Problem details: Pull out every line with the word "result" from the entries below.

---------- Extracted data

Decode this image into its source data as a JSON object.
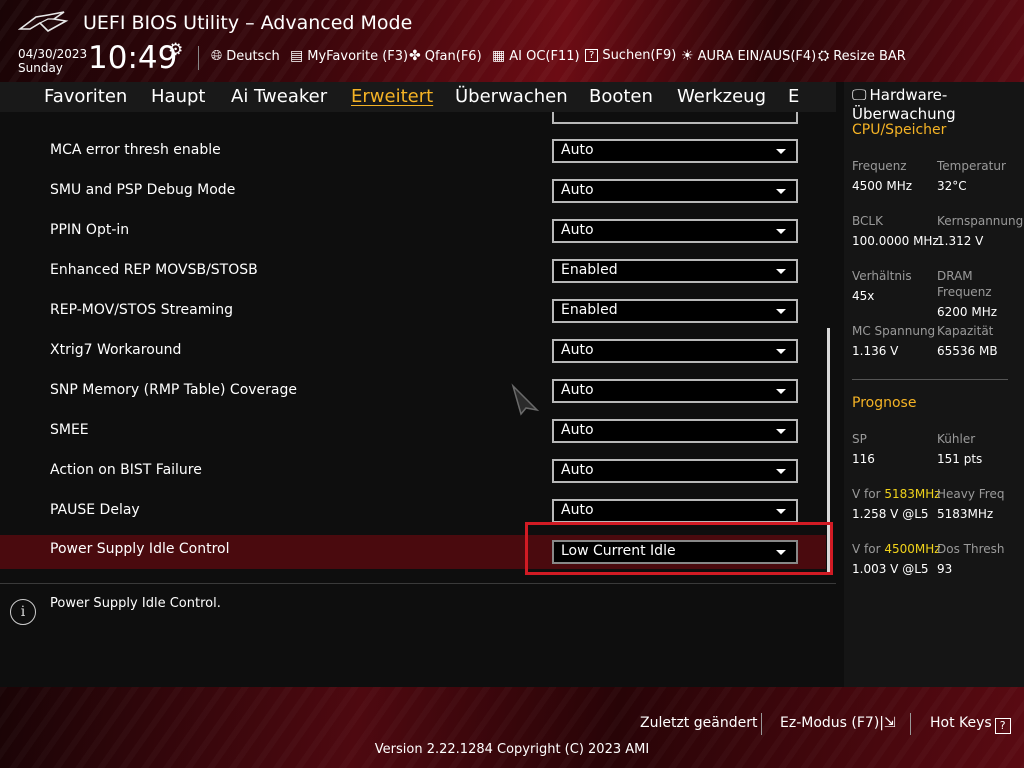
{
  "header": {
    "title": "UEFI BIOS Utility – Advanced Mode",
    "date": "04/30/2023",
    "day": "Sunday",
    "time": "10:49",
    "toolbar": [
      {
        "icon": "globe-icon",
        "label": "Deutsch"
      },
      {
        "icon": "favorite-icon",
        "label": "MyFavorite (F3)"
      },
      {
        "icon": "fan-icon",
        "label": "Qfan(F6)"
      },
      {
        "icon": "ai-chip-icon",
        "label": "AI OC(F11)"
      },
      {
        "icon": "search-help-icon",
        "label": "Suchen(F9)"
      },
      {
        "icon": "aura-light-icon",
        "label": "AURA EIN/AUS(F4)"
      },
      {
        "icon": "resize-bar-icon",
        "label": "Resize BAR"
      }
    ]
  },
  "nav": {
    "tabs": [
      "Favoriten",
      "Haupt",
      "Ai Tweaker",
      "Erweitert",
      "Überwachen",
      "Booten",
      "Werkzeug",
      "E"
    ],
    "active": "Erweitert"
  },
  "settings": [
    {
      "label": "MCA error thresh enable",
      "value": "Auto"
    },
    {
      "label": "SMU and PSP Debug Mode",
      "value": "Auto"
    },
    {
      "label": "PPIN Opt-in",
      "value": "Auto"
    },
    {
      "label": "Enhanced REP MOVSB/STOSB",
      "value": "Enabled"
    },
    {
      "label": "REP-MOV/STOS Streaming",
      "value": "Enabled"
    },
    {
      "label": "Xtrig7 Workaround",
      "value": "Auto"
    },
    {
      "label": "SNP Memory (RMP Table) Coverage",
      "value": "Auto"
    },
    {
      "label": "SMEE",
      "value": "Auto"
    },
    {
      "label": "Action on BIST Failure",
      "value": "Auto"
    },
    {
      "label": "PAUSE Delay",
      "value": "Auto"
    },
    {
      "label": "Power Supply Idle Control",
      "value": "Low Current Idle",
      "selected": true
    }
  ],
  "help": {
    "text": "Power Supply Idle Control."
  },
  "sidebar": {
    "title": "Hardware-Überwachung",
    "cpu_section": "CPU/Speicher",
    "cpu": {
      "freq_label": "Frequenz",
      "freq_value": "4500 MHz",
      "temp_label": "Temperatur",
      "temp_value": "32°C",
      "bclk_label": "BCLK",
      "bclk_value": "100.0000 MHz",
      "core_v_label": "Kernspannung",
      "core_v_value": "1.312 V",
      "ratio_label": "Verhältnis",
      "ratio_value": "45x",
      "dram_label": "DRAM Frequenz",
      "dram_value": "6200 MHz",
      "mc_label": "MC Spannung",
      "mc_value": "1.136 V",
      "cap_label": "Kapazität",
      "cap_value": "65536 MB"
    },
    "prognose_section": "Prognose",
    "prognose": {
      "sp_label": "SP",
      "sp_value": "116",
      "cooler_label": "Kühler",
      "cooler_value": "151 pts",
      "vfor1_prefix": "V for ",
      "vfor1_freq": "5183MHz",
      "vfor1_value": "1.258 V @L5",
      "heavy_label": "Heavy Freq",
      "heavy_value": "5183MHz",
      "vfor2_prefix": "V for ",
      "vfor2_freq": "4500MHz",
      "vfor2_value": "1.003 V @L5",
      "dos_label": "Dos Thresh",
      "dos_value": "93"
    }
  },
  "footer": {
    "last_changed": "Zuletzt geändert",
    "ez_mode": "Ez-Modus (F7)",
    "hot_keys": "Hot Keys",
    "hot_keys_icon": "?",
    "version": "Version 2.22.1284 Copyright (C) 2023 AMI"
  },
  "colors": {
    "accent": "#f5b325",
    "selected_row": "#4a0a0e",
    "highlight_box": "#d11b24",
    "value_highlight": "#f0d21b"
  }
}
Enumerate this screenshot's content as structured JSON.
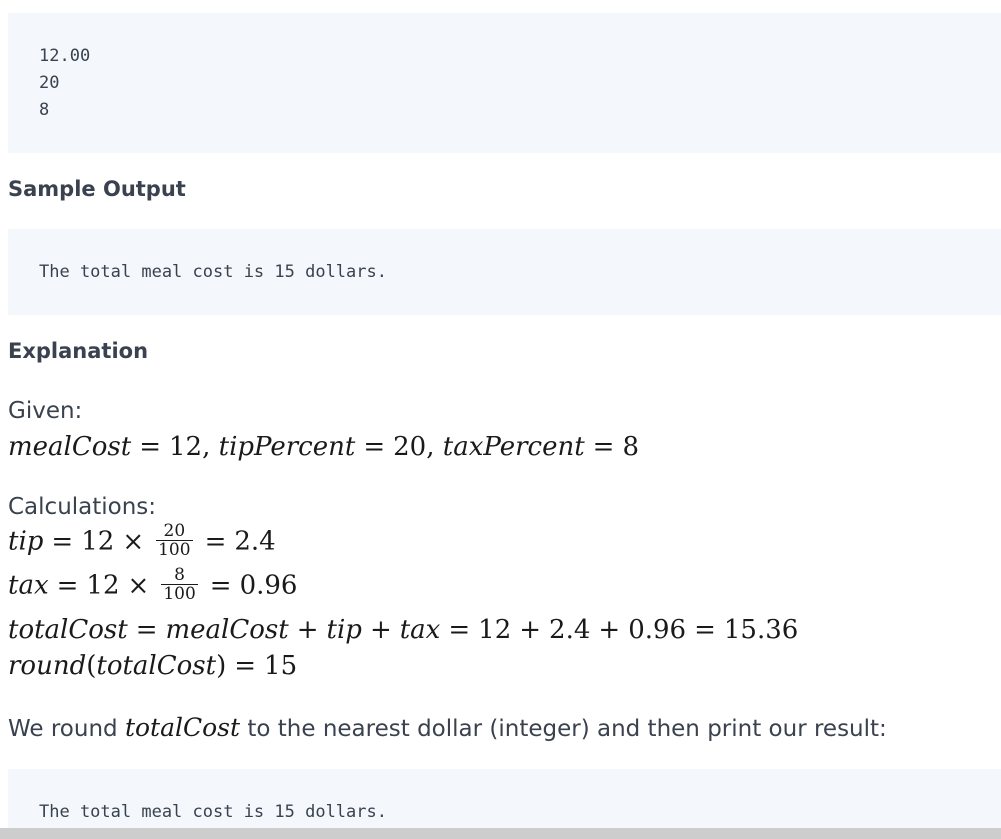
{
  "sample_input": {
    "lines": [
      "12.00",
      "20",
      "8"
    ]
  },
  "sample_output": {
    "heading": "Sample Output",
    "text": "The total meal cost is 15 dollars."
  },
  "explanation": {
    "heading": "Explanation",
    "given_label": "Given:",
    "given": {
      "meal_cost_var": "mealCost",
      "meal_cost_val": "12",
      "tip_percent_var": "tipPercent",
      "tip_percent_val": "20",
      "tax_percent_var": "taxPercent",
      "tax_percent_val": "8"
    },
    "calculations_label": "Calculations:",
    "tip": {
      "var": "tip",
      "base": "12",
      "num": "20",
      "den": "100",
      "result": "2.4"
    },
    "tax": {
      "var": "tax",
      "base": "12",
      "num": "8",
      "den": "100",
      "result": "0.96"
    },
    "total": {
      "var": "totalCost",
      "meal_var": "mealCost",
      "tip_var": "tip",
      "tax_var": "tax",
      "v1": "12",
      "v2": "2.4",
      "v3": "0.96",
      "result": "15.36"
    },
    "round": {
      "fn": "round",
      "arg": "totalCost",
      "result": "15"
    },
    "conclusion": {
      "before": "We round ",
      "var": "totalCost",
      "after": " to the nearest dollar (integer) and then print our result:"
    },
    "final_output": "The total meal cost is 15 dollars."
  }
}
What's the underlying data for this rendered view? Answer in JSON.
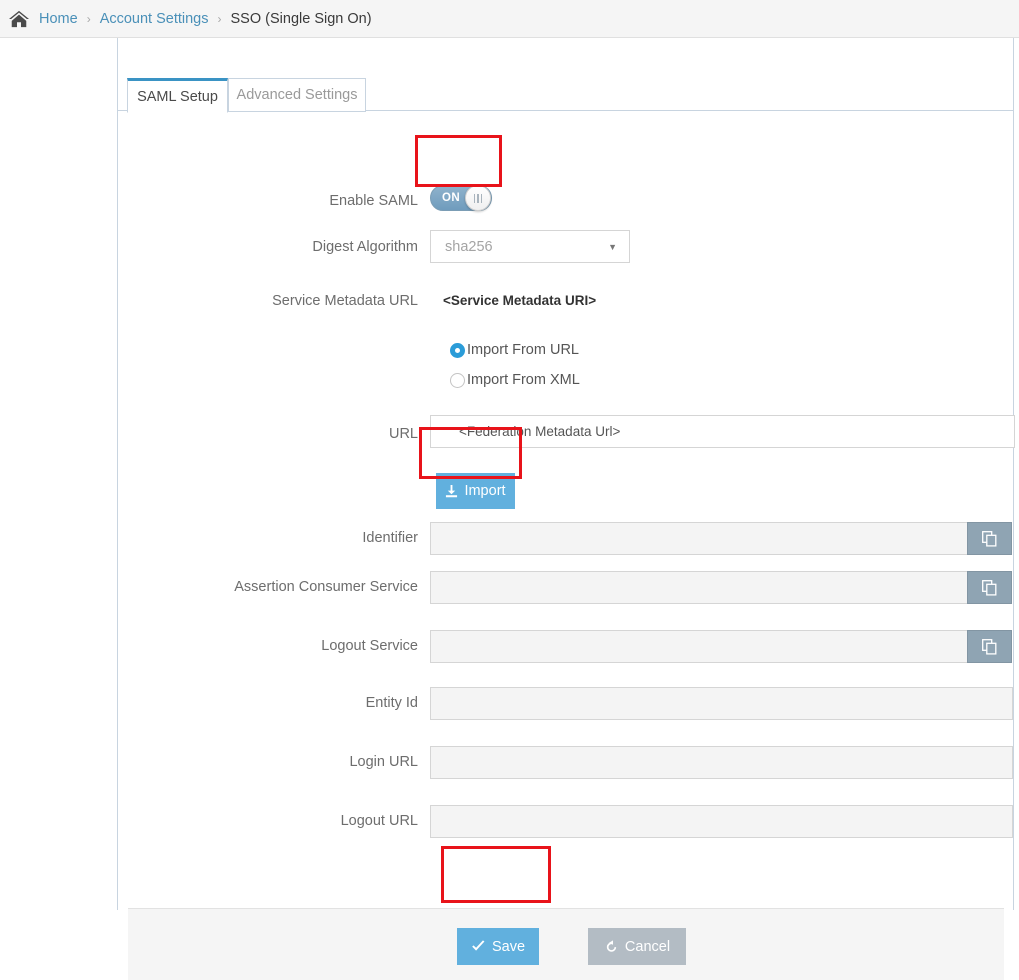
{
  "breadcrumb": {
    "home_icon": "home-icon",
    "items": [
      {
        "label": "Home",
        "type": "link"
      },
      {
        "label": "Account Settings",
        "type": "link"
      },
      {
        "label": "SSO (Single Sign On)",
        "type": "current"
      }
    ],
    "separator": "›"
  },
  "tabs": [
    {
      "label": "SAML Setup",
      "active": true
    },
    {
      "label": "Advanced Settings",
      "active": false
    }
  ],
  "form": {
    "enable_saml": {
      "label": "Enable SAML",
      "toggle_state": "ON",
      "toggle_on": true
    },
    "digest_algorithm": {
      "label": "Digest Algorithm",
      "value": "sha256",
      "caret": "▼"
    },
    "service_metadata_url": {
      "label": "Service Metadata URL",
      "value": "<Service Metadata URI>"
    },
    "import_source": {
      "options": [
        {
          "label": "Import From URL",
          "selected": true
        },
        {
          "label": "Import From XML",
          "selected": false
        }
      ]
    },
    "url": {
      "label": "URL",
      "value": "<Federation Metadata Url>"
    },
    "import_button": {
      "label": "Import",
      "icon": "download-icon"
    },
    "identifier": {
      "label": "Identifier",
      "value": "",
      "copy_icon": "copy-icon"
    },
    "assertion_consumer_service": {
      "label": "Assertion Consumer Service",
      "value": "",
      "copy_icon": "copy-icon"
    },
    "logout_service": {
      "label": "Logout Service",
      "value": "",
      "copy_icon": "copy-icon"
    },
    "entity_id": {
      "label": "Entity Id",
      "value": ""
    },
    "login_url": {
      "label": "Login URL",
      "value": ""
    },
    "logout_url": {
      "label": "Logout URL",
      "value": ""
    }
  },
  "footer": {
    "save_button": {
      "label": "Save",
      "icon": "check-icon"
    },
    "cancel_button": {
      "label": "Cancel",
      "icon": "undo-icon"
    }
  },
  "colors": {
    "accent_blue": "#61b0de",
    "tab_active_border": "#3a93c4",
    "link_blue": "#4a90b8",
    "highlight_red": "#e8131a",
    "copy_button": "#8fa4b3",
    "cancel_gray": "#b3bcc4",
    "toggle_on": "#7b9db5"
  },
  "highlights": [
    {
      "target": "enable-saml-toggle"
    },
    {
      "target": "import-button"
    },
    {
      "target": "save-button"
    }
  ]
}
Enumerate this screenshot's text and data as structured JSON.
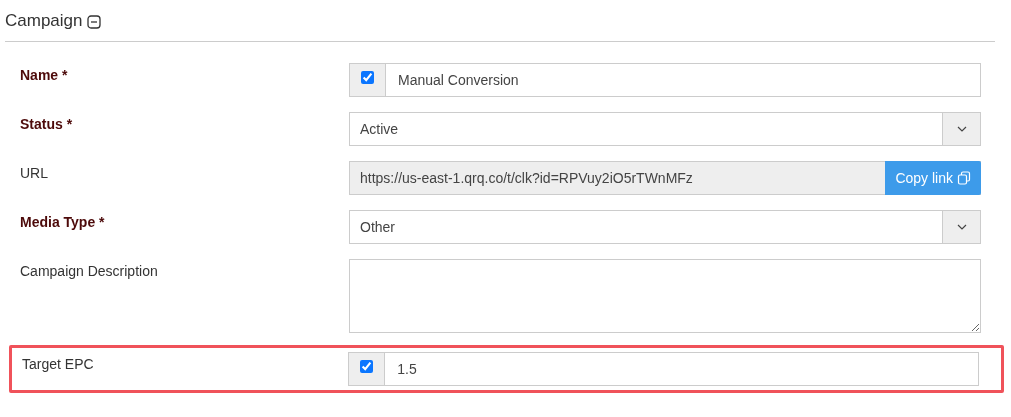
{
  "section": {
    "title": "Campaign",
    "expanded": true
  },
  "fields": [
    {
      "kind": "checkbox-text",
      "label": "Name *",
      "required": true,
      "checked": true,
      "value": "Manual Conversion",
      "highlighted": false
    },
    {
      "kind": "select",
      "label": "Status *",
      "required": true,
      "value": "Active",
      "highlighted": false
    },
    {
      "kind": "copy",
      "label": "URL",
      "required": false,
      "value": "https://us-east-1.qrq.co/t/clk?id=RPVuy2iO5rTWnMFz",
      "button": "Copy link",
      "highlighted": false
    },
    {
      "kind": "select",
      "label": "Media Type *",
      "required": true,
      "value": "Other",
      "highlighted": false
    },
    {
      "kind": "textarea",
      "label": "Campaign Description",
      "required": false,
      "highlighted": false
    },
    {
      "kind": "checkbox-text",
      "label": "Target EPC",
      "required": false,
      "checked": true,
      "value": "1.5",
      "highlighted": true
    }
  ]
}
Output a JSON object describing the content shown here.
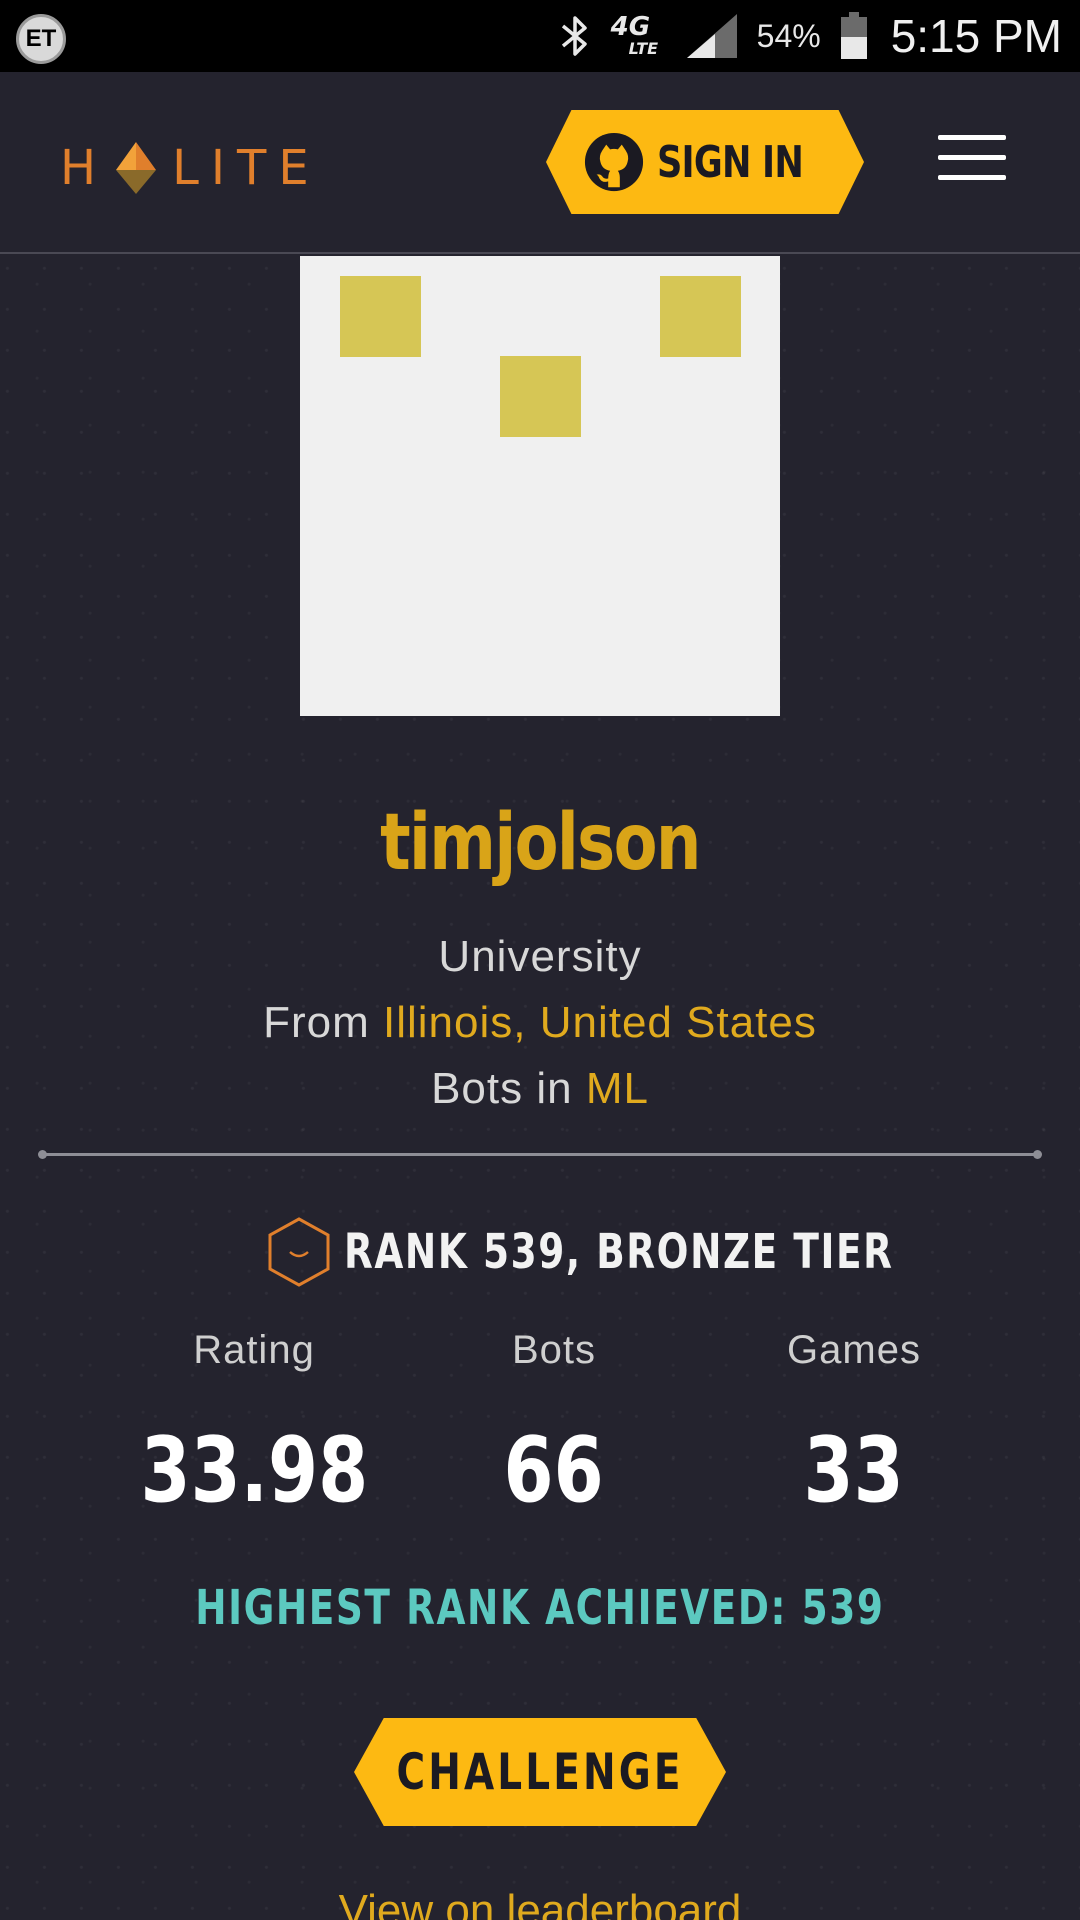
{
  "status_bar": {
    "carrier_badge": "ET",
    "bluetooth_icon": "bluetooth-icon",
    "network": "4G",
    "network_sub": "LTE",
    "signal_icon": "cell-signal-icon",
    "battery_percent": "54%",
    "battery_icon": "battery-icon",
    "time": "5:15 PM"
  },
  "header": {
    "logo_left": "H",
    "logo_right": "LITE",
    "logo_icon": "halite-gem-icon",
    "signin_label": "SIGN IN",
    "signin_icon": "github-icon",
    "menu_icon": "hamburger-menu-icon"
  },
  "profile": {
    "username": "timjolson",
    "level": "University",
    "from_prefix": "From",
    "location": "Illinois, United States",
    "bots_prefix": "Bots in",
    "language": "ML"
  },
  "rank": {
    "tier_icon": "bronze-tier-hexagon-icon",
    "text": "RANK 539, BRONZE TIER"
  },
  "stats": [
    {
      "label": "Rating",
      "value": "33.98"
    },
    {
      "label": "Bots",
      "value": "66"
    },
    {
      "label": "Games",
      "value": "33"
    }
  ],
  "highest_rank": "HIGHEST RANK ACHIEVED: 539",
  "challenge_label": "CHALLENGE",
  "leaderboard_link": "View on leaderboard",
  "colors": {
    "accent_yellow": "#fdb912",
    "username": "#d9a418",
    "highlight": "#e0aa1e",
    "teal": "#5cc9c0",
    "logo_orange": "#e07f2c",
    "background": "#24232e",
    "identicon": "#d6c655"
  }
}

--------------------

Answer below:
      "result": "2.4"
      "result": "0.96"
      "result": "15.36"
      "result": "15"
      "after": " to the nearest dollar (integer) and then print our result:"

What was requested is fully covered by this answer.